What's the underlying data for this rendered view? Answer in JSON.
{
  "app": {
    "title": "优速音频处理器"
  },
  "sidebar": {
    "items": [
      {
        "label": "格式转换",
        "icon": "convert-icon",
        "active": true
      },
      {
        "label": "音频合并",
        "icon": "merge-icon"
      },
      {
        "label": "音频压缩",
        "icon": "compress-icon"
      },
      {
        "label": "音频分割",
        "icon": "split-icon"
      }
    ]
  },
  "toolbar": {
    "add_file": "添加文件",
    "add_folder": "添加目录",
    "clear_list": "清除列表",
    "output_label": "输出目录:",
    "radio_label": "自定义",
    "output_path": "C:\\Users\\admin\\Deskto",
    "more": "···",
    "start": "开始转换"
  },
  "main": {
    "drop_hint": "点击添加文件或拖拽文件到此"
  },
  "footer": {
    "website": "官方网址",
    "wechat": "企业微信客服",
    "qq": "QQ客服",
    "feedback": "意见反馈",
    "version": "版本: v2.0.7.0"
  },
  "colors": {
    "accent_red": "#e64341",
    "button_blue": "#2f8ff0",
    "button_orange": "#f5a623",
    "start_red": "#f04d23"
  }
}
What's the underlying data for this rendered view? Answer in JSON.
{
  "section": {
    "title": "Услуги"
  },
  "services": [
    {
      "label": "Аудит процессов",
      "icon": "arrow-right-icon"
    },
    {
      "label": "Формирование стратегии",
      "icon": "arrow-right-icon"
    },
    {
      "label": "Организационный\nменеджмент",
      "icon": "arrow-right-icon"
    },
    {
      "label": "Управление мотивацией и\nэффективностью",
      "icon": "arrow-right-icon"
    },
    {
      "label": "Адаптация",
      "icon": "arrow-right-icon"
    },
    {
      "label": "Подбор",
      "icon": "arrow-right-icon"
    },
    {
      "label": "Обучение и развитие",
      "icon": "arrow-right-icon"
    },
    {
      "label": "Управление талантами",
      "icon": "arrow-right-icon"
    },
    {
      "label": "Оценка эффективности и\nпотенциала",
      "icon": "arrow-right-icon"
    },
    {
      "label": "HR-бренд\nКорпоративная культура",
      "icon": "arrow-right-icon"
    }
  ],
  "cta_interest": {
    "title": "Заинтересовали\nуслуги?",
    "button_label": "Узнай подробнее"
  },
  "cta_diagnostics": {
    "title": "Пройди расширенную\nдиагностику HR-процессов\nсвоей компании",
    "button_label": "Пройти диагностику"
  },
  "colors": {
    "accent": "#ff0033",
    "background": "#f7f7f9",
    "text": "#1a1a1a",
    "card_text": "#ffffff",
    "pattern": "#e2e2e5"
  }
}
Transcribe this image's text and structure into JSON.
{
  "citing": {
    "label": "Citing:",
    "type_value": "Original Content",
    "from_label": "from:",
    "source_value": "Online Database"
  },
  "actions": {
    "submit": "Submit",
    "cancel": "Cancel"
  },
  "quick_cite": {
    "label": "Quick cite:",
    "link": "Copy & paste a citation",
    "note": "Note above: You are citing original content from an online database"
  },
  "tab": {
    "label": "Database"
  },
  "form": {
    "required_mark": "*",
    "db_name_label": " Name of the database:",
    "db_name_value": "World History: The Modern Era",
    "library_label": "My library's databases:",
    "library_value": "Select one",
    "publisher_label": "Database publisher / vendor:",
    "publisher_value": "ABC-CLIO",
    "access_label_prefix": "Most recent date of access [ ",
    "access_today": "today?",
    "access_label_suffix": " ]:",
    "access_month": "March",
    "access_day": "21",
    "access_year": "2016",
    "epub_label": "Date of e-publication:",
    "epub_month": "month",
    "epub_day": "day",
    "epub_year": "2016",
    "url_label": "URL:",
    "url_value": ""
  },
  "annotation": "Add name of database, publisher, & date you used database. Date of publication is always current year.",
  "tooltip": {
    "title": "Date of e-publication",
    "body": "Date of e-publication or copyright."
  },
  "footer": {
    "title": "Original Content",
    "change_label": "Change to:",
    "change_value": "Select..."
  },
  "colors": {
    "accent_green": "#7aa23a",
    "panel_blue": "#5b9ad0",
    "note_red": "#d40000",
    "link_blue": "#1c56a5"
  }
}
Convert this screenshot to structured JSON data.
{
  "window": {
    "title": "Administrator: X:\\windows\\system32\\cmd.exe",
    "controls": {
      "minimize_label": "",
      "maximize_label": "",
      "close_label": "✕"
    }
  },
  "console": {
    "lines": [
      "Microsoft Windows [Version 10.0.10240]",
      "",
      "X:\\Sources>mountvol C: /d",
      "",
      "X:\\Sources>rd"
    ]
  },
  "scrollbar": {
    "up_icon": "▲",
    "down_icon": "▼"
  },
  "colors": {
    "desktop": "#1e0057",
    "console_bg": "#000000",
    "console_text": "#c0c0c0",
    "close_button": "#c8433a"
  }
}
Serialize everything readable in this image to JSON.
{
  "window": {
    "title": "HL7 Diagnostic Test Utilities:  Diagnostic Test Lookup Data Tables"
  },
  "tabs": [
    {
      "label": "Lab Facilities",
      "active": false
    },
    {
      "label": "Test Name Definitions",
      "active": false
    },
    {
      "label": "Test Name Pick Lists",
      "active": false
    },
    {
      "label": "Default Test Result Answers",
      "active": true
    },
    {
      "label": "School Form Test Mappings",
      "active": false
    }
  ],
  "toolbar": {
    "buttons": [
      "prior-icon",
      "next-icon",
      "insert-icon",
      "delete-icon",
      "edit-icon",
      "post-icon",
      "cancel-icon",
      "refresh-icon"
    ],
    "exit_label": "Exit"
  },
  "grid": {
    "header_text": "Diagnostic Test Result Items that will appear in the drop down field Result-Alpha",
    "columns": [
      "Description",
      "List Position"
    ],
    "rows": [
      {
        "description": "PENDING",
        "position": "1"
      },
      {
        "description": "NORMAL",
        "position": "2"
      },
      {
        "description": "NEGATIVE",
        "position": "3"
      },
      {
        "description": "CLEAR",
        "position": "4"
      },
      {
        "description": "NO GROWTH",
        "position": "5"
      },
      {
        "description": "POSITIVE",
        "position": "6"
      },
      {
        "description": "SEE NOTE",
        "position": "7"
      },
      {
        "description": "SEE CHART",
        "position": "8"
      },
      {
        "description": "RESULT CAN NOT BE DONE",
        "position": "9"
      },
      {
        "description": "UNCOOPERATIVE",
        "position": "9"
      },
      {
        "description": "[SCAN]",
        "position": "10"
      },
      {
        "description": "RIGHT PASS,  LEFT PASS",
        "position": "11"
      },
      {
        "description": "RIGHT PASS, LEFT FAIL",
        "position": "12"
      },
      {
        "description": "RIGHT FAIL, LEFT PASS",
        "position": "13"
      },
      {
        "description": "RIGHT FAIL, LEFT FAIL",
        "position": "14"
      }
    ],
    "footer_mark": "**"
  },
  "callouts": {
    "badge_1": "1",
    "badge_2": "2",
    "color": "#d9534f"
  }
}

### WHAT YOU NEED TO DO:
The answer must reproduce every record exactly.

### RESULT OF THIS EXERCISE:
What's the underlying data for this rendered view? Answer in JSON.
{
  "app": {
    "title": "优速音频处理器"
  },
  "sidebar": {
    "items": [
      {
        "label": "格式转换",
        "icon": "convert-icon",
        "active": true
      },
      {
        "label": "音频合并",
        "icon": "merge-icon"
      },
      {
        "label": "音频压缩",
        "icon": "compress-icon"
      },
      {
        "label": "音频分割",
        "icon": "split-icon"
      }
    ]
  },
  "toolbar": {
    "add_file": "添加文件",
    "add_folder": "添加目录",
    "clear_list": "清除列表",
    "output_label": "输出目录:",
    "radio_label": "自定义",
    "output_path": "C:\\Users\\admin\\Deskto",
    "more": "···",
    "start": "开始转换"
  },
  "main": {
    "drop_hint": "点击添加文件或拖拽文件到此"
  },
  "footer": {
    "website": "官方网址",
    "wechat": "企业微信客服",
    "qq": "QQ客服",
    "feedback": "意见反馈",
    "version": "版本: v2.0.7.0"
  },
  "colors": {
    "accent_red": "#e64341",
    "button_blue": "#2f8ff0",
    "button_orange": "#f5a623",
    "start_red": "#f04d23"
  }
}
What's the underlying data for this rendered view? Answer in JSON.
{
  "section": {
    "title": "Услуги"
  },
  "services": [
    {
      "label": "Аудит процессов",
      "icon": "arrow-right-icon"
    },
    {
      "label": "Формирование стратегии",
      "icon": "arrow-right-icon"
    },
    {
      "label": "Организационный\nменеджмент",
      "icon": "arrow-right-icon"
    },
    {
      "label": "Управление мотивацией и\nэффективностью",
      "icon": "arrow-right-icon"
    },
    {
      "label": "Адаптация",
      "icon": "arrow-right-icon"
    },
    {
      "label": "Подбор",
      "icon": "arrow-right-icon"
    },
    {
      "label": "Обучение и развитие",
      "icon": "arrow-right-icon"
    },
    {
      "label": "Управление талантами",
      "icon": "arrow-right-icon"
    },
    {
      "label": "Оценка эффективности и\nпотенциала",
      "icon": "arrow-right-icon"
    },
    {
      "label": "HR-бренд\nКорпоративная культура",
      "icon": "arrow-right-icon"
    }
  ],
  "cta_interest": {
    "title": "Заинтересовали\nуслуги?",
    "button_label": "Узнай подробнее"
  },
  "cta_diagnostics": {
    "title": "Пройди расширенную\nдиагностику HR-процессов\nсвоей компании",
    "button_label": "Пройти диагностику"
  },
  "colors": {
    "accent": "#ff0033",
    "background": "#f7f7f9",
    "text": "#1a1a1a",
    "card_text": "#ffffff",
    "pattern": "#e2e2e5"
  }
}
Transcribe this image's text and structure into JSON.
{
  "citing": {
    "label": "Citing:",
    "type_value": "Original Content",
    "from_label": "from:",
    "source_value": "Online Database"
  },
  "actions": {
    "submit": "Submit",
    "cancel": "Cancel"
  },
  "quick_cite": {
    "label": "Quick cite:",
    "link": "Copy & paste a citation",
    "note": "Note above: You are citing original content from an online database"
  },
  "tab": {
    "label": "Database"
  },
  "form": {
    "required_mark": "*",
    "db_name_label": " Name of the database:",
    "db_name_value": "World History: The Modern Era",
    "library_label": "My library's databases:",
    "library_value": "Select one",
    "publisher_label": "Database publisher / vendor:",
    "publisher_value": "ABC-CLIO",
    "access_label_prefix": "Most recent date of access [ ",
    "access_today": "today?",
    "access_label_suffix": " ]:",
    "access_month": "March",
    "access_day": "21",
    "access_year": "2016",
    "epub_label": "Date of e-publication:",
    "epub_month": "month",
    "epub_day": "day",
    "epub_year": "2016",
    "url_label": "URL:",
    "url_value": ""
  },
  "annotation": "Add name of database, publisher, & date you used database. Date of publication is always current year.",
  "tooltip": {
    "title": "Date of e-publication",
    "body": "Date of e-publication or copyright."
  },
  "footer": {
    "title": "Original Content",
    "change_label": "Change to:",
    "change_value": "Select..."
  },
  "colors": {
    "accent_green": "#7aa23a",
    "panel_blue": "#5b9ad0",
    "note_red": "#d40000",
    "link_blue": "#1c56a5"
  }
}
Convert this screenshot to structured JSON data.
{
  "window": {
    "title": "Administrator: X:\\windows\\system32\\cmd.exe",
    "controls": {
      "minimize_label": "",
      "maximize_label": "",
      "close_label": "✕"
    }
  },
  "console": {
    "lines": [
      "Microsoft Windows [Version 10.0.10240]",
      "",
      "X:\\Sources>mountvol C: /d",
      "",
      "X:\\Sources>rd"
    ]
  },
  "scrollbar": {
    "up_icon": "▲",
    "down_icon": "▼"
  },
  "colors": {
    "desktop": "#1e0057",
    "console_bg": "#000000",
    "console_text": "#c0c0c0",
    "close_button": "#c8433a"
  }
}
Serialize everything readable in this image to JSON.
{
  "window": {
    "title": "HL7 Diagnostic Test Utilities:  Diagnostic Test Lookup Data Tables"
  },
  "tabs": [
    {
      "label": "Lab Facilities",
      "active": false
    },
    {
      "label": "Test Name Definitions",
      "active": false
    },
    {
      "label": "Test Name Pick Lists",
      "active": false
    },
    {
      "label": "Default Test Result Answers",
      "active": true
    },
    {
      "label": "School Form Test Mappings",
      "active": false
    }
  ],
  "toolbar": {
    "buttons": [
      "prior-icon",
      "next-icon",
      "insert-icon",
      "delete-icon",
      "edit-icon",
      "post-icon",
      "cancel-icon",
      "refresh-icon"
    ],
    "exit_label": "Exit"
  },
  "grid": {
    "header_text": "Diagnostic Test Result Items that will appear in the drop down field Result-Alpha",
    "columns": [
      "Description",
      "List Position"
    ],
    "rows": [
      {
        "description": "PENDING",
        "position": "1"
      },
      {
        "description": "NORMAL",
        "position": "2"
      },
      {
        "description": "NEGATIVE",
        "position": "3"
      },
      {
        "description": "CLEAR",
        "position": "4"
      },
      {
        "description": "NO GROWTH",
        "position": "5"
      },
      {
        "description": "POSITIVE",
        "position": "6"
      },
      {
        "description": "SEE NOTE",
        "position": "7"
      },
      {
        "description": "SEE CHART",
        "position": "8"
      },
      {
        "description": "RESULT CAN NOT BE DONE",
        "position": "9"
      },
      {
        "description": "UNCOOPERATIVE",
        "position": "9"
      },
      {
        "description": "[SCAN]",
        "position": "10"
      },
      {
        "description": "RIGHT PASS,  LEFT PASS",
        "position": "11"
      },
      {
        "description": "RIGHT PASS, LEFT FAIL",
        "position": "12"
      },
      {
        "description": "RIGHT FAIL, LEFT PASS",
        "position": "13"
      },
      {
        "description": "RIGHT FAIL, LEFT FAIL",
        "position": "14"
      }
    ],
    "footer_mark": "**"
  },
  "callouts": {
    "badge_1": "1",
    "badge_2": "2",
    "color": "#d9534f"
  }
}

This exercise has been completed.